The ReFIT algorithm that decodes these signals represents a departure from earlier models. In most neural prosthetics research, scientists have recorded brain activity while the subject moves or imagines moving an arm, analyzing the data after the fact. "Quite a bit of the work in neural prosthetics has focused on this sort of offline reconstruction," said Gilja, the first author of the paper.
The Stanford team wanted to understand how the system worked "online," under closed-loop control conditions in which the computer analyzes and implements visual feedback gathered in real time as the monkey neurally controls the cursor to toward an onscreen target.
The system is able to make adjustments on the fly when while guiding the cursor to a target, just as a hand and eye would work in tandem to move a mouse-cursor onto an icon on a computer desktop. If the cursor were straying too far to the left, for instance, the user likely adjusts their imagined movements to redirect the cursor to the right. The team designed the system to learn from the user's corrective movements, allowing the cursor to move more precisely than it could in earlier prosthetics.
To test the new system, the team gave monkeys the task of mentally directing a cursor to a target an onscreen dot and holding the cursor there for half a second. ReFIT performed vastly better than previous technology in terms of both speed and accuracy. The path of the cursor from the starting point to the target was straighter and it reached the target twice as quickly as earlier systems, achieving 75 to 85 percent of the speed of real arms.
"This paper reports very exciting innovations in closed-loop decoding for brain-machine interfaces.
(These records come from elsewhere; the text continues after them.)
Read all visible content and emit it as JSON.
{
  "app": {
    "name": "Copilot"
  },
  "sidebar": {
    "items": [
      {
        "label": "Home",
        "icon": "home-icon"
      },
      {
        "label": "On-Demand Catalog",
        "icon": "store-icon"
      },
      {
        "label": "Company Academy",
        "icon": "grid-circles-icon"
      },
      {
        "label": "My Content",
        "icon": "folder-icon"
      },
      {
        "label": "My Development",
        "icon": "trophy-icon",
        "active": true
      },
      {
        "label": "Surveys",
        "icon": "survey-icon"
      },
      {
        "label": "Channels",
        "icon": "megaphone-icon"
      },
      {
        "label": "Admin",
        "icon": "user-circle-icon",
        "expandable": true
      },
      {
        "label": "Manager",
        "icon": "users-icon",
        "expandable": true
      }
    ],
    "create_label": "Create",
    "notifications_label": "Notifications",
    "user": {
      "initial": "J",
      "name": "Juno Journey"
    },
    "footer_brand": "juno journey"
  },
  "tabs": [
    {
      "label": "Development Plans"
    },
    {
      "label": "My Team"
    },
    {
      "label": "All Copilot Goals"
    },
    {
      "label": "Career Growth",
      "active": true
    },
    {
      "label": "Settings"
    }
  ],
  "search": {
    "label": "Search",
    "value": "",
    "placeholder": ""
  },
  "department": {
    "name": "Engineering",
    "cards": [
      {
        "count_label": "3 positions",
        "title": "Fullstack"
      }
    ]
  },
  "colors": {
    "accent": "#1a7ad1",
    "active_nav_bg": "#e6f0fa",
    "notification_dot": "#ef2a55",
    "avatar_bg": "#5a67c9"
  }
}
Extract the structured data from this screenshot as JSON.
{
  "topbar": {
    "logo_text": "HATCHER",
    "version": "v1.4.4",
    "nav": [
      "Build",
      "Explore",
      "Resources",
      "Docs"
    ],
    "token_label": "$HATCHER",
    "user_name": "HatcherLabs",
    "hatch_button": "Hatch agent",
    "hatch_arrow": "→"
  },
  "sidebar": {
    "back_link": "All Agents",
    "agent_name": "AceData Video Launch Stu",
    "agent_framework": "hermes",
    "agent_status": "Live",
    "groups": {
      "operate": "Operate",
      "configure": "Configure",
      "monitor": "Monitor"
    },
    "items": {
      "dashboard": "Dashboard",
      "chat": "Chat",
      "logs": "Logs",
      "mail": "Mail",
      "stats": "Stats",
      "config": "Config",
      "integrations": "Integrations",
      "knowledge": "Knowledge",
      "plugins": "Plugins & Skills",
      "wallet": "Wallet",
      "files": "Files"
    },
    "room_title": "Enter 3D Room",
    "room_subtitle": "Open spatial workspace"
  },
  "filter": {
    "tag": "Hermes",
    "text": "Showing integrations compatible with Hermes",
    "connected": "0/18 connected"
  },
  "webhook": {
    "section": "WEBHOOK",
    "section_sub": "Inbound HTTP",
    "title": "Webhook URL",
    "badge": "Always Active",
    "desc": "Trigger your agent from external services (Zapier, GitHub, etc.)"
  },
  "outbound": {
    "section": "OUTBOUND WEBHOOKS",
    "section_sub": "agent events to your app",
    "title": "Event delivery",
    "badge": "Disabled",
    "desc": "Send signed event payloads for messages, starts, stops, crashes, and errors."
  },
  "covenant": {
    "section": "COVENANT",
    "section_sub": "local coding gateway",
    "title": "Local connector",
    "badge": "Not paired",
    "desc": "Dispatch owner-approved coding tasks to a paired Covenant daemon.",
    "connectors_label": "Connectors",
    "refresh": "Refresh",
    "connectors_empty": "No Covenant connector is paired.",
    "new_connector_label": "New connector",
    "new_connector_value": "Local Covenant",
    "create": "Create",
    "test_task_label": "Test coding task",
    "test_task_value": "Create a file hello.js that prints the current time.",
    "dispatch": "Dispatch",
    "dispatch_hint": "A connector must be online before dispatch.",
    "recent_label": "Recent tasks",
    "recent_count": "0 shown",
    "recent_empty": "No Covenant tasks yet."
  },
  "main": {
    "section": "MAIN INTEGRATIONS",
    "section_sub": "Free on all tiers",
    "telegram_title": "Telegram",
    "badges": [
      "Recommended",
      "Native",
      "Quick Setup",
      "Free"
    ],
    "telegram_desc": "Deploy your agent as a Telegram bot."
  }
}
These innovations should lead to a s
|Contact: Andrew Myers|
Stanford School of Engineering